STUDY MATERIAL:
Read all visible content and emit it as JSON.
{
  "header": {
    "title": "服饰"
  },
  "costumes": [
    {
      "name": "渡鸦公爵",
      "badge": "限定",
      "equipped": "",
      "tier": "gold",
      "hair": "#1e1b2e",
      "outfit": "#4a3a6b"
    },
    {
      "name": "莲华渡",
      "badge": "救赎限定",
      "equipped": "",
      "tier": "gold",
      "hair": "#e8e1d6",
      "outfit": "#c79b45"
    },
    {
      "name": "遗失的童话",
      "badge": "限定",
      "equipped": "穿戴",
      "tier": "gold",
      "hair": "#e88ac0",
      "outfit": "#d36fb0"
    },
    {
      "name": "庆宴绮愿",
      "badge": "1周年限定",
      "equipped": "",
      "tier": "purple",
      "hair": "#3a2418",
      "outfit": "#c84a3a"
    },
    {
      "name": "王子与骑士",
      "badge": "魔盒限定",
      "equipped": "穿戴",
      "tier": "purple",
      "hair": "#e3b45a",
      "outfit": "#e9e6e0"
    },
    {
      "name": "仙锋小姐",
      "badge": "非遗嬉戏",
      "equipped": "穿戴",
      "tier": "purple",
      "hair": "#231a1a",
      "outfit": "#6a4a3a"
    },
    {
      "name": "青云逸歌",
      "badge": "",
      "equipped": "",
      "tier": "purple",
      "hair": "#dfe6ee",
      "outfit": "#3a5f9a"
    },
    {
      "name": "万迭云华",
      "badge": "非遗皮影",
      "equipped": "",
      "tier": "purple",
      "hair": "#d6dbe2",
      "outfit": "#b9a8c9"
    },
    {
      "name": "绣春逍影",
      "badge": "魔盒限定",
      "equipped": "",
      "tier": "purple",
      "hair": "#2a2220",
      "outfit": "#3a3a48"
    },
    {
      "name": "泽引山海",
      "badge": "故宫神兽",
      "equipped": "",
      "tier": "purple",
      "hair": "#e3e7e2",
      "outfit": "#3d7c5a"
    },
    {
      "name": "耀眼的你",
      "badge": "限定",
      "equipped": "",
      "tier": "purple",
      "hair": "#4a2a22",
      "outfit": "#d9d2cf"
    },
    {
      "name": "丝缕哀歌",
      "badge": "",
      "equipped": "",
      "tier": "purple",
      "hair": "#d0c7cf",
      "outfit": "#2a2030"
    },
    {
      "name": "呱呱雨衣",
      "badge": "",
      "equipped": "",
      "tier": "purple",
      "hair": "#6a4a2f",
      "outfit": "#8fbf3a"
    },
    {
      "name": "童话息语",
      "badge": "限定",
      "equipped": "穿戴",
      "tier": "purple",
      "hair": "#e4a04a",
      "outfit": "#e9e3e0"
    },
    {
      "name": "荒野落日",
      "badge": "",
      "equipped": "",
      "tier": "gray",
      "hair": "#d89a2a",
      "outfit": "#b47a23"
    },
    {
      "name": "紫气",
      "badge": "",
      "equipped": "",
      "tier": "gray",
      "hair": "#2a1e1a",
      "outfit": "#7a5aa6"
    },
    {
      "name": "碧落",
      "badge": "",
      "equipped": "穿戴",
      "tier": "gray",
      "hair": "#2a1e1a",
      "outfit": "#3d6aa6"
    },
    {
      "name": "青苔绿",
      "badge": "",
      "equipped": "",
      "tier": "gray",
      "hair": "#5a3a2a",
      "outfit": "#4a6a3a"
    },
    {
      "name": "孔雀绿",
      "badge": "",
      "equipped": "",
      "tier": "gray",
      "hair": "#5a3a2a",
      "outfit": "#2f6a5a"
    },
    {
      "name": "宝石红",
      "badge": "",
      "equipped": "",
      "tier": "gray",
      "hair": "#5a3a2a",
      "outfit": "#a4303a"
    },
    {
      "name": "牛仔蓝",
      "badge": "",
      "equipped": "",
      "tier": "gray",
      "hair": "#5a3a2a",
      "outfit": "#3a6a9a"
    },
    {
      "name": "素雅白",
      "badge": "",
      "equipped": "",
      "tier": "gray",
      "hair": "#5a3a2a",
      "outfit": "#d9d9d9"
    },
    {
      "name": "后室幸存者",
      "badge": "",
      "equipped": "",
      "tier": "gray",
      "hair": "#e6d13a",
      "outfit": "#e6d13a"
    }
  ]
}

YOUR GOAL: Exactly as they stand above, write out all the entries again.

SOLUTION FOR THIS EXERCISE:
Read all visible content and emit it as JSON.
{
  "header": {
    "title": "服饰"
  },
  "costumes": [
    {
      "name": "渡鸦公爵",
      "badge": "限定",
      "equipped": "",
      "tier": "gold",
      "hair": "#1e1b2e",
      "outfit": "#4a3a6b"
    },
    {
      "name": "莲华渡",
      "badge": "救赎限定",
      "equipped": "",
      "tier": "gold",
      "hair": "#e8e1d6",
      "outfit": "#c79b45"
    },
    {
      "name": "遗失的童话",
      "badge": "限定",
      "equipped": "穿戴",
      "tier": "gold",
      "hair": "#e88ac0",
      "outfit": "#d36fb0"
    },
    {
      "name": "庆宴绮愿",
      "badge": "1周年限定",
      "equipped": "",
      "tier": "purple",
      "hair": "#3a2418",
      "outfit": "#c84a3a"
    },
    {
      "name": "王子与骑士",
      "badge": "魔盒限定",
      "equipped": "穿戴",
      "tier": "purple",
      "hair": "#e3b45a",
      "outfit": "#e9e6e0"
    },
    {
      "name": "仙锋小姐",
      "badge": "非遗嬉戏",
      "equipped": "穿戴",
      "tier": "purple",
      "hair": "#231a1a",
      "outfit": "#6a4a3a"
    },
    {
      "name": "青云逸歌",
      "badge": "",
      "equipped": "",
      "tier": "purple",
      "hair": "#dfe6ee",
      "outfit": "#3a5f9a"
    },
    {
      "name": "万迭云华",
      "badge": "非遗皮影",
      "equipped": "",
      "tier": "purple",
      "hair": "#d6dbe2",
      "outfit": "#b9a8c9"
    },
    {
      "name": "绣春逍影",
      "badge": "魔盒限定",
      "equipped": "",
      "tier": "purple",
      "hair": "#2a2220",
      "outfit": "#3a3a48"
    },
    {
      "name": "泽引山海",
      "badge": "故宫神兽",
      "equipped": "",
      "tier": "purple",
      "hair": "#e3e7e2",
      "outfit": "#3d7c5a"
    },
    {
      "name": "耀眼的你",
      "badge": "限定",
      "equipped": "",
      "tier": "purple",
      "hair": "#4a2a22",
      "outfit": "#d9d2cf"
    },
    {
      "name": "丝缕哀歌",
      "badge": "",
      "equipped": "",
      "tier": "purple",
      "hair": "#d0c7cf",
      "outfit": "#2a2030"
    },
    {
      "name": "呱呱雨衣",
      "badge": "",
      "equipped": "",
      "tier": "purple",
      "hair": "#6a4a2f",
      "outfit": "#8fbf3a"
    },
    {
      "name": "童话息语",
      "badge": "限定",
      "equipped": "穿戴",
      "tier": "purple",
      "hair": "#e4a04a",
      "outfit": "#e9e3e0"
    },
    {
      "name": "荒野落日",
      "badge": "",
      "equipped": "",
      "tier": "gray",
      "hair": "#d89a2a",
      "outfit": "#b47a23"
    },
    {
      "name": "紫气",
      "badge": "",
      "equipped": "",
      "tier": "gray",
      "hair": "#2a1e1a",
      "outfit": "#7a5aa6"
    },
    {
      "name": "碧落",
      "badge": "",
      "equipped": "穿戴",
      "tier": "gray",
      "hair": "#2a1e1a",
      "outfit": "#3d6aa6"
    },
    {
      "name": "青苔绿",
      "badge": "",
      "equipped": "",
      "tier": "gray",
      "hair": "#5a3a2a",
      "outfit": "#4a6a3a"
    },
    {
      "name": "孔雀绿",
      "badge": "",
      "equipped": "",
      "tier": "gray",
      "hair": "#5a3a2a",
      "outfit": "#2f6a5a"
    },
    {
      "name": "宝石红",
      "badge": "",
      "equipped": "",
      "tier": "gray",
      "hair": "#5a3a2a",
      "outfit": "#a4303a"
    },
    {
      "name": "牛仔蓝",
      "badge": "",
      "equipped": "",
      "tier": "gray",
      "hair": "#5a3a2a",
      "outfit": "#3a6a9a"
    },
    {
      "name": "素雅白",
      "badge": "",
      "equipped": "",
      "tier": "gray",
      "hair": "#5a3a2a",
      "outfit": "#d9d9d9"
    },
    {
      "name": "后室幸存者",
      "badge": "",
      "equipped": "",
      "tier": "gray",
      "hair": "#e6d13a",
      "outfit": "#e6d13a"
    }
  ]
}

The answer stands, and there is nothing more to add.